▸ DESCRIPTION OF THE TASK
Where the word "Seules" occurs in a line of the listing below, copy that line.

▸ SOURCE INFORMATION

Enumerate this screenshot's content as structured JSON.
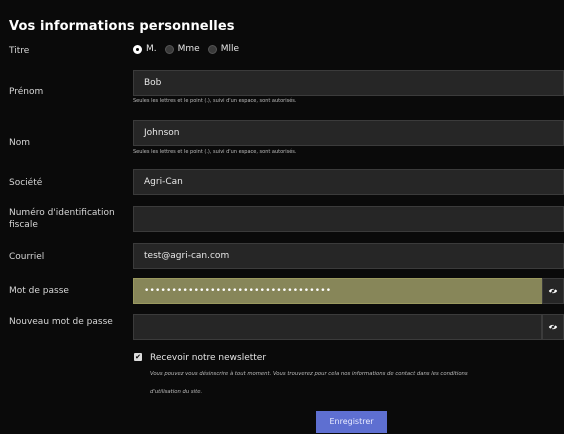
{
  "form": {
    "heading": "Vos informations personnelles",
    "title_label": "Titre",
    "title_options": [
      "M.",
      "Mme",
      "Mlle"
    ],
    "first_name_label": "Prénom",
    "first_name_value": "Bob",
    "first_name_hint": "Seules les lettres et le point (.), suivi d'un espace, sont autorisés.",
    "last_name_label": "Nom",
    "last_name_value": "Johnson",
    "last_name_hint": "Seules les lettres et le point (.), suivi d'un espace, sont autorisés.",
    "company_label": "Société",
    "company_value": "Agri-Can",
    "tax_id_label": "Numéro d'identification fiscale",
    "tax_id_value": "",
    "email_label": "Courriel",
    "email_value": "test@agri-can.com",
    "password_label": "Mot de passe",
    "password_value": "••••••••••••••••••••••••••••••••••",
    "new_password_label": "Nouveau mot de passe",
    "new_password_value": "",
    "newsletter_label": "Recevoir notre newsletter",
    "newsletter_note_line1": "Vous pouvez vous désinscrire à tout moment. Vous trouverez pour cela nos informations de contact dans les conditions",
    "newsletter_note_line2": "d'utilisation du site.",
    "submit_label": "Enregistrer",
    "checkbox_glyph": "✔"
  },
  "icons": {
    "show_password": "eye-slash-icon",
    "show_new_password": "eye-slash-icon"
  },
  "colors": {
    "background": "#0a0a0a",
    "field_bg": "#262626",
    "autofill_bg": "#878659",
    "button_bg": "#5e6fd1"
  }
}
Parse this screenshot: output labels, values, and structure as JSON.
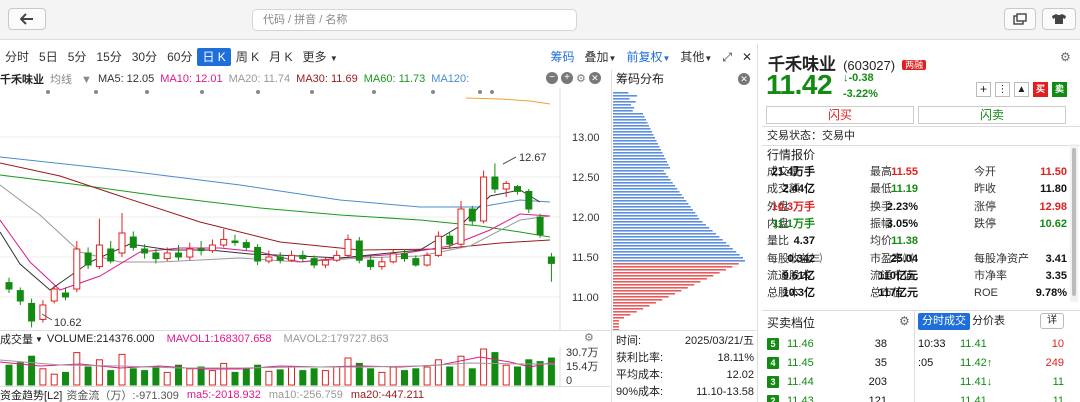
{
  "search": {
    "placeholder": "代码 / 拼音 / 名称"
  },
  "toolbar": {
    "periods": [
      "分时",
      "5日",
      "5分",
      "15分",
      "30分",
      "60分",
      "日 K",
      "周 K",
      "月 K",
      "更多"
    ],
    "active": "日 K",
    "right": [
      "筹码",
      "叠加",
      "前复权",
      "其他"
    ]
  },
  "legend": {
    "name": "千禾味业",
    "mode": "均线",
    "ma5": "MA5: 12.05",
    "ma10": "MA10: 12.01",
    "ma20": "MA20: 11.74",
    "ma30": "MA30: 11.69",
    "ma60": "MA60: 11.73",
    "ma120": "MA120:",
    "colors": {
      "ma5": "#333333",
      "ma10": "#e0198c",
      "ma20": "#999999",
      "ma30": "#9b1a1a",
      "ma60": "#1a9a1a",
      "ma120": "#4a8ad4"
    }
  },
  "price_axis": [
    "13.00",
    "12.50",
    "12.00",
    "11.50",
    "11.00"
  ],
  "annotations": {
    "high": "12.67",
    "low": "10.62"
  },
  "volume": {
    "label": "成交量",
    "volume": "VOLUME:214376.000",
    "mavol1": "MAVOL1:168307.658",
    "mavol2": "MAVOL2:179727.863",
    "axis": [
      "30.7万",
      "15.4万",
      "0"
    ]
  },
  "capital": {
    "label": "资金趋势[L2]",
    "flow": "资金流（万）:-971.309",
    "ma5": "ma5:-2018.932",
    "ma10": "ma10:-256.759",
    "ma20": "ma20:-447.211"
  },
  "chip": {
    "title": "筹码分布",
    "rows": [
      {
        "k": "时间:",
        "v": "2025/03/21/五"
      },
      {
        "k": "获利比率:",
        "v": "18.11%"
      },
      {
        "k": "平均成本:",
        "v": "12.02"
      },
      {
        "k": "90%成本:",
        "v": "11.10-13.58"
      }
    ]
  },
  "stock": {
    "name": "千禾味业",
    "code": "(603027)",
    "tag": "两融",
    "price": "11.42",
    "change": "-0.38",
    "pct": "-3.22%",
    "flash_buy": "闪买",
    "flash_sell": "闪卖",
    "status": "交易状态：交易中",
    "quote_title": "行情报价"
  },
  "quote": [
    [
      "成交量",
      "21.4万手",
      "最高",
      "11.55",
      "今开",
      "11.50"
    ],
    [
      "成交额",
      "2.44亿",
      "最低",
      "11.19",
      "昨收",
      "11.80"
    ],
    [
      "外盘",
      "10.3万手",
      "换手",
      "2.23%",
      "涨停",
      "12.98"
    ],
    [
      "内盘",
      "11.1万手",
      "振幅",
      "3.05%",
      "跌停",
      "10.62"
    ],
    [
      "量比",
      "4.37",
      "均价",
      "11.38",
      "",
      ""
    ],
    [
      "每股收益㈢",
      "0.342",
      "市盈率㈣",
      "25.04",
      "每股净资产",
      "3.41"
    ],
    [
      "流通股本",
      "9.61亿",
      "流通市值",
      "110亿元",
      "市净率",
      "3.35"
    ],
    [
      "总股本",
      "10.3亿",
      "总市值",
      "117亿元",
      "ROE",
      "9.78%"
    ]
  ],
  "book": {
    "title": "买卖档位",
    "tabs": [
      "分时成交",
      "分价表"
    ],
    "detail": "详",
    "bids": [
      [
        "5",
        "11.46",
        "38"
      ],
      [
        "4",
        "11.45",
        "35"
      ],
      [
        "3",
        "11.44",
        "203"
      ],
      [
        "2",
        "11.43",
        "121"
      ]
    ],
    "trades": [
      [
        "10:33",
        "11.41",
        "10"
      ],
      [
        ":05",
        "11.42↑",
        "249"
      ],
      [
        "",
        "11.41↓",
        "11"
      ],
      [
        "",
        "11.41",
        "11"
      ]
    ]
  }
}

▸ OUTPUT BELOW
    "first_name_hint": "Seules les lettres et le point (.), suivi d'un espace, sont autorisés.",
    "last_name_hint": "Seules les lettres et le point (.), suivi d'un espace, sont autorisés.",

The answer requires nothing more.